We often hear from practitioners and read on social media platforms that many organizations around the world, do not implement proper project management practices. Maybe the situation is different from one country to another, and one cannot generalize. However, the question is valid, why (some) organizations do not follow ‘proper’ project management practices? Continue reading
How to build a sustainable organizational project management system? Why is it important to build such a system? We have a PMO, is not this enough?
Join us for a workshop in Singapore on how to build and sustain the Organizational Project Management System, from policies to methods, processes, procedures … Continue reading
In this blog we will do something different – post a presentation from slide share.
It has been our observations that estimating is still more of guesswork rather than using proper techniques and leading practices. Estimating is also directly related to the project management maturity of an organization. In the general context, estimating refer to process of developing cost and time estimates – a time estimate is also called a schedule. In this article, we focus on cost estimating. Continue reading
This is the fourth and last article in a four-article series on the subject of project success. Article 1 was mostly an introduction to the subject; article 2 was explaining the four dimensions; article 3 provided an example, real case study, and this article, compares the application of this concept to PMBOK® Guide.
In November of 2012, the author was invited as one of the keynote speakers at the PMI Lebanon Chapter first annual conference, we chose this subject – but the presentation time was about 25 minutes only. The audience was a mix of experienced professionals, students, managers, project managers, and PMPs. Continue reading
This is the third article in a four-article series on the subject of project success.

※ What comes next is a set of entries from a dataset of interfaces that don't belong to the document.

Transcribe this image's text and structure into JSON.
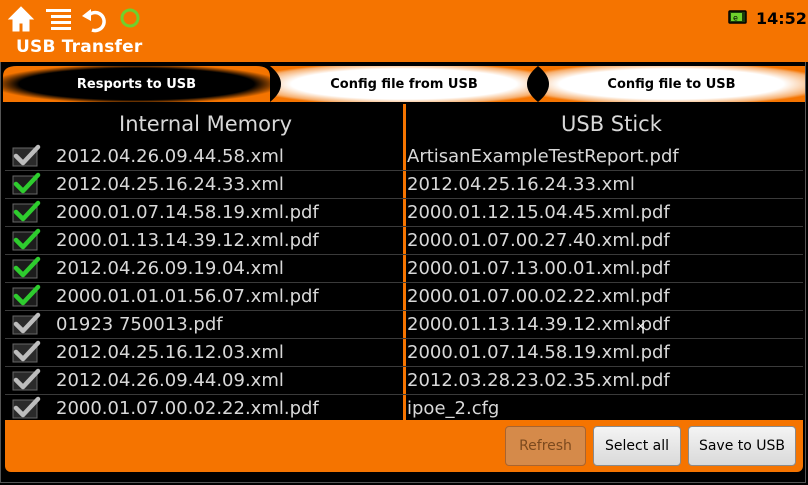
{
  "statusbar": {
    "time": "14:52"
  },
  "app": {
    "title": "USB Transfer"
  },
  "tabs": [
    {
      "label": "Resports to USB",
      "active": true
    },
    {
      "label": "Config file from USB",
      "active": false
    },
    {
      "label": "Config file to USB",
      "active": false
    }
  ],
  "left": {
    "header": "Internal Memory",
    "items": [
      {
        "name": "2012.04.26.09.44.58.xml",
        "checked": false
      },
      {
        "name": "2012.04.25.16.24.33.xml",
        "checked": true
      },
      {
        "name": "2000.01.07.14.58.19.xml.pdf",
        "checked": true
      },
      {
        "name": "2000.01.13.14.39.12.xml.pdf",
        "checked": true
      },
      {
        "name": "2012.04.26.09.19.04.xml",
        "checked": true
      },
      {
        "name": "2000.01.01.01.56.07.xml.pdf",
        "checked": true
      },
      {
        "name": "01923 750013.pdf",
        "checked": false
      },
      {
        "name": "2012.04.25.16.12.03.xml",
        "checked": false
      },
      {
        "name": "2012.04.26.09.44.09.xml",
        "checked": false
      },
      {
        "name": "2000.01.07.00.02.22.xml.pdf",
        "checked": false
      }
    ]
  },
  "right": {
    "header": "USB Stick",
    "items": [
      "ArtisanExampleTestReport.pdf",
      "2012.04.25.16.24.33.xml",
      "2000.01.12.15.04.45.xml.pdf",
      "2000.01.07.00.27.40.xml.pdf",
      "2000.01.07.13.00.01.xml.pdf",
      "2000.01.07.00.02.22.xml.pdf",
      "2000.01.13.14.39.12.xml.pdf",
      "2000.01.07.14.58.19.xml.pdf",
      "2012.03.28.23.02.35.xml.pdf",
      "ipoe_2.cfg"
    ]
  },
  "buttons": {
    "refresh": "Refresh",
    "select_all": "Select all",
    "save": "Save to USB"
  },
  "colors": {
    "accent": "#f57400",
    "check_on": "#2ecc2e",
    "check_off": "#bdbdbd"
  },
  "icons": [
    "home-icon",
    "menu-list-icon",
    "undo-icon",
    "circle-icon",
    "battery-icon",
    "checkmark-icon"
  ]
}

Article 1 was mostly an introduction to the subject; article 2 was explaining the four dimensions, and this article provides an example, real case study.
Usually in our classes, such as the Introduction to Project Management, we have the class participants’ work on real projects from their work environment. This is beneficial since the participants can readily relate the learning and apply it, starting from the class, especially when the course is about a project management methodology. Continue reading
This is the second article in a four-article series on the subject of project success.
In the previous article, we stated that we are discussing project success,
- From an organizational perspective; not individuals, and
- From the owner perspective; not the service provider.
With the above in mind, what are the four dimensions? Continue reading
We had originally published this post more than a year ago on our old blog platform. We re-publish an updated version here through a short series of articles. We will also provide links to a chapter from an upcoming book by the author and a presentation on the subject. The links will be with the last article in the series.
Subjective Project Success Assessment
Success and failure are often highly subjective terms, especially for projects and in project management. The question of success is dependent on the perspective of the stakeholders. It is common that one stakeholder might perceive a project a success while another consider it a failure. Then how can we remove some, or most, of the subjectivity from deciding if a project is successful or not?